The course is provided at college level and apprentices will work within different parts of the business during their four years of training, qualifying as a legal executive at the end.

Mr Ayre said: “Gordons has always operated as a meritocracy and we pride ourselves on being progressive in everything we do. The apprenticeships are a natural extension of these values. As well as doing our small bit to help create new jobs for some youngsters, we hope to unearth some really talented and driven individuals”.

He added: “Now and looking ahead, financial constraints will be more prevalent than before and the industry still has a degree of elitism about it. We want to be part of a country where if you are willing to work hard you can get on and I think everyone benefits from that approach.”

Mr Ayre began his working life as an electrician’s mate in a Sunderland car factory but, academically gifted, he chose law as a career and moved to Leeds in the late 1980s.

In an interview with the Yorkshire Post in 2009, he said: “My dad died when I was little, and my mother was a cleaner in the hospital, so I didn’t have anyone there to tell me that I should go into law. The only advice I got was to work hard and do the right thing.”

Gordons’ turnover for the last financial year was £22m, up 1.5 per cent on the previous year. Last year it was named the joint fourth most profitable law firm in Britain by the Legal Business 100.

Average profit per equity partner was £702,000, up 46 per cent on 2009.


FOUNDED in Bradford in 1844, Gordons enjoyed steady, rather than spectacular, growth for more than 150 years.

By 1999, it had three offices in the Bradford district.

Gordons’ growth began in earnest when it established its presence in Leeds in 2000 with the merger of Gordons Wright and Wright and Cranswick Watson. Initially, the merged firm was known as Gordons Cranswick, until, in 2003, it became known as Gordons.

Its position in Leeds was strengthened the following year by its merger with Nelson and Co, and the firm also bought David Yablon in 2007. Today, Gordons employs 250 people, 180 of which are fee earners.

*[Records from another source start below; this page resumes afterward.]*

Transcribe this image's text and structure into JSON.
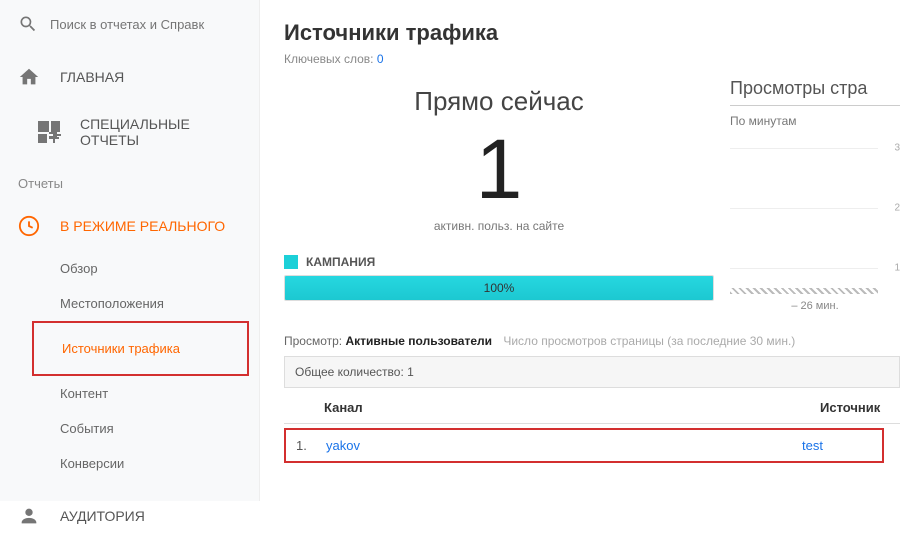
{
  "sidebar": {
    "search_placeholder": "Поиск в отчетах и Справк",
    "home": "ГЛАВНАЯ",
    "special": "СПЕЦИАЛЬНЫЕ ОТЧЕТЫ",
    "reports_label": "Отчеты",
    "realtime": "В РЕЖИМЕ РЕАЛЬНОГО",
    "sub": {
      "overview": "Обзор",
      "locations": "Местоположения",
      "traffic_sources": "Источники трафика",
      "content": "Контент",
      "events": "События",
      "conversions": "Конверсии"
    },
    "audience": "АУДИТОРИЯ"
  },
  "main": {
    "title": "Источники трафика",
    "keywords_label": "Ключевых слов:",
    "keywords_count": "0",
    "right_now": "Прямо сейчас",
    "big_number": "1",
    "active_caption": "активн. польз. на сайте",
    "campaign_label": "КАМПАНИЯ",
    "bar_percent": "100%",
    "pageviews_title": "Просмотры стра",
    "per_minute": "По минутам",
    "xlabel": "– 26 мин.",
    "viewmode_label": "Просмотр:",
    "viewmode_active": "Активные пользователи",
    "viewmode_dim": "Число просмотров страницы (за последние 30 мин.)",
    "total_label": "Общее количество:",
    "total_value": "1",
    "col_channel": "Канал",
    "col_source": "Источник",
    "rows": [
      {
        "idx": "1.",
        "channel": "yakov",
        "source": "test"
      }
    ]
  },
  "chart_data": {
    "type": "bar",
    "title": "Просмотры страниц — По минутам",
    "xlabel": "– 26 мин.",
    "ylabel": "",
    "ylim": [
      0,
      3
    ],
    "yticks": [
      1,
      2,
      3
    ],
    "categories_minutes_ago": [
      26
    ],
    "values": [
      0
    ]
  }
}
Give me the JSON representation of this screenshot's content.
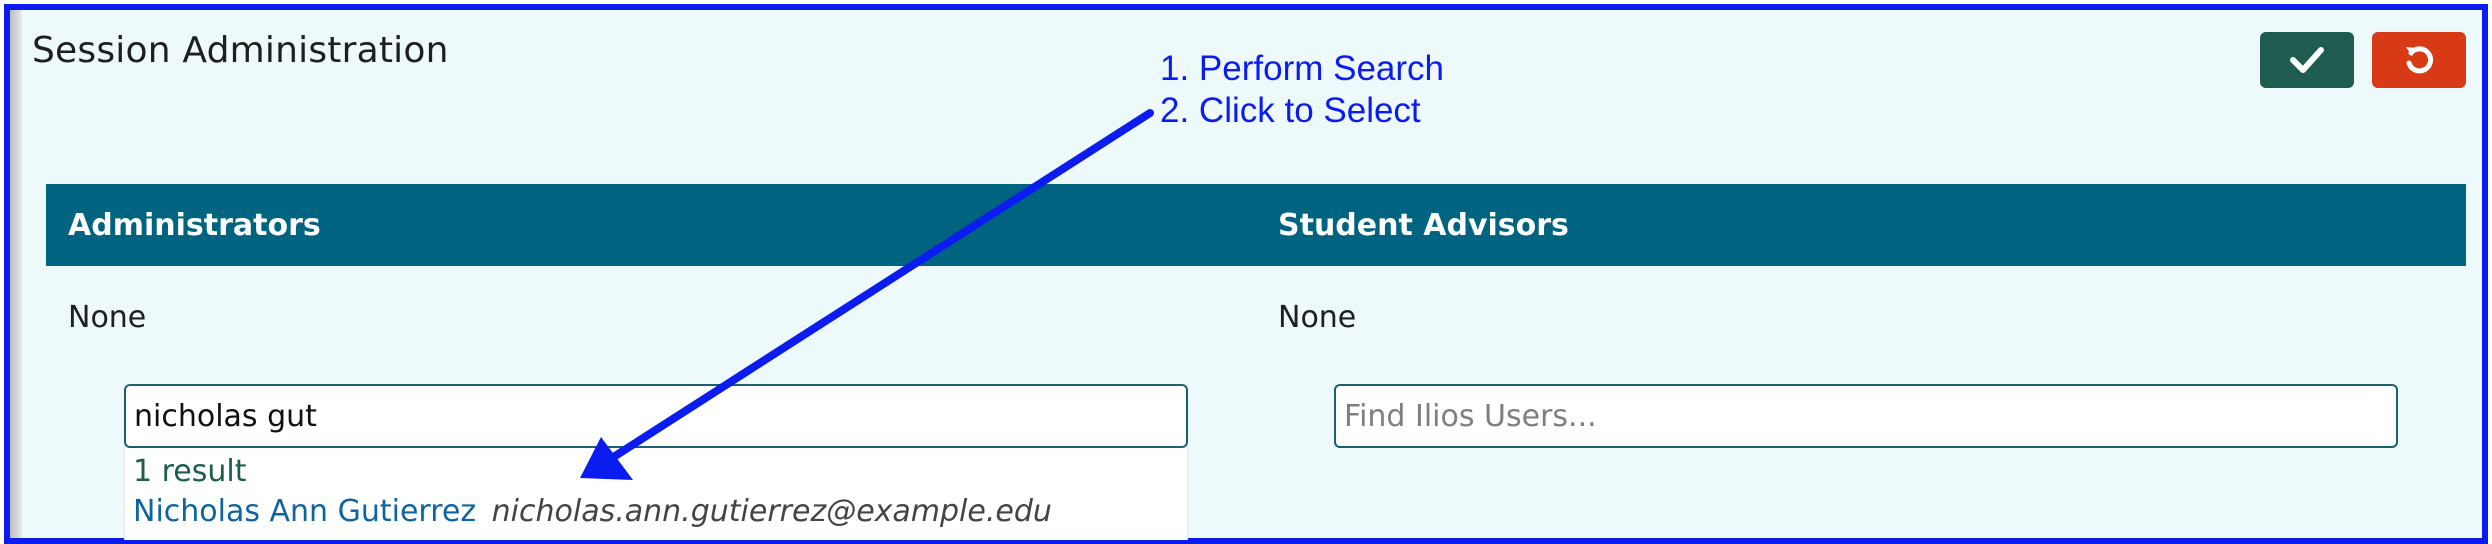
{
  "page": {
    "title": "Session Administration"
  },
  "actions": {
    "save_icon": "check-icon",
    "cancel_icon": "undo-icon"
  },
  "columns": {
    "administrators": {
      "label": "Administrators",
      "value": "None",
      "search": {
        "value": "nicholas gut",
        "placeholder": ""
      },
      "results": {
        "count": "1 result",
        "items": [
          {
            "name": "Nicholas Ann Gutierrez",
            "email": "nicholas.ann.gutierrez@example.edu"
          }
        ]
      }
    },
    "student_advisors": {
      "label": "Student Advisors",
      "value": "None",
      "search": {
        "value": "",
        "placeholder": "Find Ilios Users..."
      }
    }
  },
  "annotation": {
    "line1": "1. Perform Search",
    "line2": "2. Click to Select"
  },
  "colors": {
    "annotation": "#0b1cf0",
    "header": "#006380",
    "save": "#1d5c4e",
    "cancel": "#d83a15",
    "background": "#eef9fc"
  }
}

One of its key long-standing clients is Bradford-based supermarket giant Morrisons. Others include Saint Gobain, international brewer Molson Coors, greetings card retailer Card Factory and the world’s largest electrical heating business Glen Dimplex.